  7. I’m pretty fond of the Bon Aire nozzle – I bought mine several years ago and it’s has sat outside the whole time and still works like a champ – similar simple, all-metal construction, but with rubber outside to protect your car if you drop it. http://goo.gl/5HXVh

  8. I’m pretty fond of the Bon Aire nozzle – I bought mine several years ago and it’s has sat outside the whole time and still works like a champ – similar simple, all-metal construction, but with rubber outside to protect your car if you drop it. http://goo.gl/5HXVh

  9. Anonymous says:

    Is it sad for me to say that the hose nozzles we had when I was growing up all looked like this?  Before the crap imported plastic and white metal ones that only last a season or two began to dominate the market.

    8 bucks seems a reasonable price for something that should last a lifetime.  Perhaps they’ll make a brass version of the lever action spray handle next.

  10. Anonymous says:

    Is it sad for me to say that the hose nozzles we had when I was growing up all looked like this?  Before the crap imported plastic and white metal ones that only last a season or two began to dominate the market.

    8 bucks seems a reasonable price for something that should last a lifetime.  Perhaps they’ll make a brass version of the lever action spray handle next.

  11. Anonymous says:

    I hear you @ka1axy – When I saw this post it immediately brought me back to when I was a kid and was helping my dad wash the 1967 Chevy II Nova Convertible. What a cool car that’d be to have now.
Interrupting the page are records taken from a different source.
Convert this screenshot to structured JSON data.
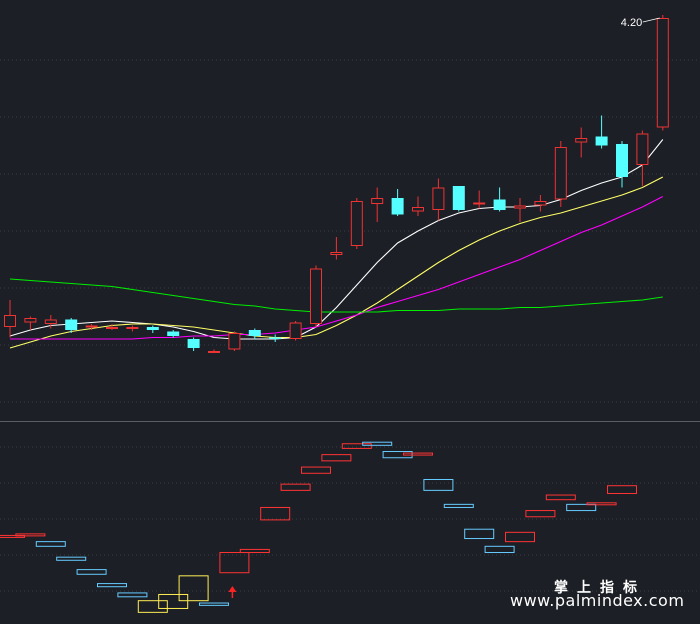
{
  "chart_data": {
    "type": "candlestick",
    "max_price_label": "4.20",
    "price_ylim": [
      1.5,
      4.3
    ],
    "candles": [
      {
        "o": 2.12,
        "h": 2.3,
        "l": 2.05,
        "c": 2.2
      },
      {
        "o": 2.15,
        "h": 2.19,
        "l": 2.1,
        "c": 2.18
      },
      {
        "o": 2.14,
        "h": 2.2,
        "l": 2.11,
        "c": 2.17
      },
      {
        "o": 2.17,
        "h": 2.18,
        "l": 2.08,
        "c": 2.1
      },
      {
        "o": 2.12,
        "h": 2.14,
        "l": 2.1,
        "c": 2.13
      },
      {
        "o": 2.12,
        "h": 2.14,
        "l": 2.1,
        "c": 2.12
      },
      {
        "o": 2.11,
        "h": 2.13,
        "l": 2.09,
        "c": 2.12
      },
      {
        "o": 2.12,
        "h": 2.13,
        "l": 2.08,
        "c": 2.1
      },
      {
        "o": 2.09,
        "h": 2.1,
        "l": 2.05,
        "c": 2.06
      },
      {
        "o": 2.04,
        "h": 2.05,
        "l": 1.96,
        "c": 1.98
      },
      {
        "o": 1.96,
        "h": 1.97,
        "l": 1.95,
        "c": 1.96
      },
      {
        "o": 1.97,
        "h": 2.09,
        "l": 1.96,
        "c": 2.08
      },
      {
        "o": 2.1,
        "h": 2.11,
        "l": 2.04,
        "c": 2.06
      },
      {
        "o": 2.05,
        "h": 2.07,
        "l": 2.02,
        "c": 2.04
      },
      {
        "o": 2.04,
        "h": 2.16,
        "l": 2.03,
        "c": 2.15
      },
      {
        "o": 2.14,
        "h": 2.53,
        "l": 2.12,
        "c": 2.51
      },
      {
        "o": 2.6,
        "h": 2.72,
        "l": 2.57,
        "c": 2.62
      },
      {
        "o": 2.66,
        "h": 2.98,
        "l": 2.64,
        "c": 2.96
      },
      {
        "o": 2.94,
        "h": 3.05,
        "l": 2.82,
        "c": 2.98
      },
      {
        "o": 2.98,
        "h": 3.04,
        "l": 2.86,
        "c": 2.87
      },
      {
        "o": 2.89,
        "h": 2.99,
        "l": 2.86,
        "c": 2.92
      },
      {
        "o": 2.9,
        "h": 3.11,
        "l": 2.83,
        "c": 3.05
      },
      {
        "o": 3.06,
        "h": 3.06,
        "l": 2.89,
        "c": 2.9
      },
      {
        "o": 2.94,
        "h": 3.03,
        "l": 2.91,
        "c": 2.95
      },
      {
        "o": 2.97,
        "h": 3.05,
        "l": 2.89,
        "c": 2.9
      },
      {
        "o": 2.91,
        "h": 2.98,
        "l": 2.82,
        "c": 2.93
      },
      {
        "o": 2.93,
        "h": 3.0,
        "l": 2.89,
        "c": 2.96
      },
      {
        "o": 2.97,
        "h": 3.36,
        "l": 2.92,
        "c": 3.32
      },
      {
        "o": 3.35,
        "h": 3.45,
        "l": 3.25,
        "c": 3.38
      },
      {
        "o": 3.39,
        "h": 3.53,
        "l": 3.31,
        "c": 3.33
      },
      {
        "o": 3.34,
        "h": 3.36,
        "l": 3.05,
        "c": 3.12
      },
      {
        "o": 3.2,
        "h": 3.43,
        "l": 3.06,
        "c": 3.41
      },
      {
        "o": 3.45,
        "h": 4.2,
        "l": 3.43,
        "c": 4.18
      }
    ],
    "ma_series": [
      {
        "color": "#ffffff",
        "values": [
          2.06,
          2.1,
          2.13,
          2.14,
          2.15,
          2.16,
          2.15,
          2.14,
          2.12,
          2.09,
          2.05,
          2.04,
          2.04,
          2.04,
          2.05,
          2.12,
          2.25,
          2.4,
          2.55,
          2.68,
          2.76,
          2.83,
          2.88,
          2.91,
          2.92,
          2.92,
          2.93,
          2.97,
          3.03,
          3.08,
          3.12,
          3.2,
          3.37
        ]
      },
      {
        "color": "#ffff66",
        "values": [
          1.98,
          2.02,
          2.06,
          2.09,
          2.11,
          2.13,
          2.14,
          2.14,
          2.13,
          2.12,
          2.1,
          2.08,
          2.06,
          2.05,
          2.05,
          2.07,
          2.13,
          2.2,
          2.28,
          2.37,
          2.46,
          2.55,
          2.63,
          2.7,
          2.76,
          2.81,
          2.85,
          2.88,
          2.92,
          2.96,
          3.0,
          3.05,
          3.12
        ]
      },
      {
        "color": "#ff00ff",
        "values": [
          2.04,
          2.04,
          2.04,
          2.04,
          2.04,
          2.04,
          2.04,
          2.05,
          2.05,
          2.06,
          2.06,
          2.07,
          2.07,
          2.08,
          2.1,
          2.12,
          2.16,
          2.2,
          2.25,
          2.29,
          2.33,
          2.37,
          2.42,
          2.47,
          2.52,
          2.57,
          2.63,
          2.69,
          2.75,
          2.8,
          2.86,
          2.92,
          2.99
        ]
      },
      {
        "color": "#00ee00",
        "values": [
          2.44,
          2.43,
          2.42,
          2.41,
          2.4,
          2.39,
          2.37,
          2.35,
          2.33,
          2.31,
          2.29,
          2.27,
          2.26,
          2.24,
          2.23,
          2.22,
          2.22,
          2.22,
          2.22,
          2.23,
          2.23,
          2.23,
          2.24,
          2.24,
          2.24,
          2.25,
          2.25,
          2.26,
          2.27,
          2.28,
          2.29,
          2.3,
          2.32
        ]
      }
    ],
    "indicator_bricks": [
      {
        "lo": 1.72,
        "hi": 1.74,
        "color": "#ff3333"
      },
      {
        "lo": 1.75,
        "hi": 1.76,
        "color": "#ff3333"
      },
      {
        "lo": 1.6,
        "hi": 1.66,
        "color": "#66ccff"
      },
      {
        "lo": 1.42,
        "hi": 1.46,
        "color": "#66ccff"
      },
      {
        "lo": 1.24,
        "hi": 1.3,
        "color": "#66ccff"
      },
      {
        "lo": 1.08,
        "hi": 1.12,
        "color": "#66ccff"
      },
      {
        "lo": 0.95,
        "hi": 1.0,
        "color": "#66ccff"
      },
      {
        "lo": 0.75,
        "hi": 0.9,
        "color": "#ffee55"
      },
      {
        "lo": 0.8,
        "hi": 0.98,
        "color": "#ffee55"
      },
      {
        "lo": 0.9,
        "hi": 1.22,
        "color": "#ffee55"
      },
      {
        "lo": 0.84,
        "hi": 0.87,
        "color": "#66ccff"
      },
      {
        "lo": 1.26,
        "hi": 1.52,
        "color": "#ff3333"
      },
      {
        "lo": 1.52,
        "hi": 1.56,
        "color": "#ff3333"
      },
      {
        "lo": 1.94,
        "hi": 2.1,
        "color": "#ff3333"
      },
      {
        "lo": 2.32,
        "hi": 2.4,
        "color": "#ff3333"
      },
      {
        "lo": 2.54,
        "hi": 2.62,
        "color": "#ff3333"
      },
      {
        "lo": 2.7,
        "hi": 2.78,
        "color": "#ff3333"
      },
      {
        "lo": 2.86,
        "hi": 2.92,
        "color": "#ff3333"
      },
      {
        "lo": 2.9,
        "hi": 2.94,
        "color": "#66ccff"
      },
      {
        "lo": 2.74,
        "hi": 2.82,
        "color": "#66ccff"
      },
      {
        "lo": 2.78,
        "hi": 2.8,
        "color": "#ff3333"
      },
      {
        "lo": 2.32,
        "hi": 2.46,
        "color": "#66ccff"
      },
      {
        "lo": 2.1,
        "hi": 2.14,
        "color": "#66ccff"
      },
      {
        "lo": 1.7,
        "hi": 1.82,
        "color": "#66ccff"
      },
      {
        "lo": 1.52,
        "hi": 1.6,
        "color": "#66ccff"
      },
      {
        "lo": 1.66,
        "hi": 1.78,
        "color": "#ff3333"
      },
      {
        "lo": 1.98,
        "hi": 2.06,
        "color": "#ff3333"
      },
      {
        "lo": 2.2,
        "hi": 2.26,
        "color": "#ff3333"
      },
      {
        "lo": 2.06,
        "hi": 2.14,
        "color": "#66ccff"
      },
      {
        "lo": 2.14,
        "hi": 2.16,
        "color": "#ff3333"
      },
      {
        "lo": 2.28,
        "hi": 2.38,
        "color": "#ff3333"
      }
    ],
    "indicator_ylim": [
      0.6,
      3.2
    ],
    "signal_arrow": {
      "index": 11,
      "color": "#ff2222"
    },
    "colors": {
      "up": "#ee3333",
      "down": "#55ffff",
      "background": "#1c1f26",
      "grid": "#3a3d45"
    },
    "grid": true
  },
  "watermark": {
    "line1": "掌上指标",
    "line2": "www.palmindex.com"
  }
}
Ha, just remembered another not so pleasant kid memory about this hose nozzel… washing our dog’s poop from my Bobo sneaker treads! :)

  12. Mike says:

    I found a feecon small fire nozzle at a boot fair a few years ago, which makes a great garden nozzle, rugged and easily adjusted. Might be a bit over the top!!!

     http://www.flickr.com/photos/mrsuperpants/5934391649/in/photostream

  13. JennaSys says:

    Ha!  It’s nice to see I’m not alone in having a few of these “old school” nozzles around.  They’re practically indestructible and can easily provide anywhere from a nice powerful directed stream of water to a fine mist.

  14. I hav had one of these nozzles for at least fifteen years, and have not had to replace the o-rings yet. I also have a smaller direct hi-pressure brass nozzle. It is nice to have a tool that does exactly what it is designed to do, without having to worry about it. That is why paying a premium is frugality.

  15. John Mizell says:

    I dug mine up from the years of being 8″ under dirt and connected to an old rotten hose; plugged into a new line, works like a champ!

  16. Judy says:

    this brass nozzle looks great but the only 1 Lowe’s has now (twist nozzle) is Gilmour 528GF.
    There is a warning of it CAUSING CANCER AND BIRTH DEFECTS OR OTHER REPRODUCTIVE HARM. it says to wash hands after use. PLEASE BE AWARE!!!!!!!!
    Why do they even carry such an item. it also contains lead.